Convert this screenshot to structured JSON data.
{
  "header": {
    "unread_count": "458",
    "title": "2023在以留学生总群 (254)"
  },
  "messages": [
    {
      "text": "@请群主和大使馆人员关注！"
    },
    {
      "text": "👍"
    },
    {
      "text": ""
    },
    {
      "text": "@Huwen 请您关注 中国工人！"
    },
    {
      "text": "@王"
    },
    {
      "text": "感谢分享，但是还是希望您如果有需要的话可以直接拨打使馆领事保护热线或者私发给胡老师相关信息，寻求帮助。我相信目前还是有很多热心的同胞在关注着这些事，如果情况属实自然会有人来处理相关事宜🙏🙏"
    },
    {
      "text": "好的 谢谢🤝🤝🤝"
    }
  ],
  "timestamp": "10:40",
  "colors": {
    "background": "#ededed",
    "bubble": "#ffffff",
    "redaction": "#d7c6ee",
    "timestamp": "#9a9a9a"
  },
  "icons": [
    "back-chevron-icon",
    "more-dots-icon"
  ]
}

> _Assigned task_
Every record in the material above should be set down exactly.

> _Task solution_
Convert this screenshot to structured JSON data.
{
  "header": {
    "unread_count": "458",
    "title": "2023在以留学生总群 (254)"
  },
  "messages": [
    {
      "text": "@请群主和大使馆人员关注！"
    },
    {
      "text": "👍"
    },
    {
      "text": ""
    },
    {
      "text": "@Huwen 请您关注 中国工人！"
    },
    {
      "text": "@王"
    },
    {
      "text": "感谢分享，但是还是希望您如果有需要的话可以直接拨打使馆领事保护热线或者私发给胡老师相关信息，寻求帮助。我相信目前还是有很多热心的同胞在关注着这些事，如果情况属实自然会有人来处理相关事宜🙏🙏"
    },
    {
      "text": "好的 谢谢🤝🤝🤝"
    }
  ],
  "timestamp": "10:40",
  "colors": {
    "background": "#ededed",
    "bubble": "#ffffff",
    "redaction": "#d7c6ee",
    "timestamp": "#9a9a9a"
  },
  "icons": [
    "back-chevron-icon",
    "more-dots-icon"
  ]
}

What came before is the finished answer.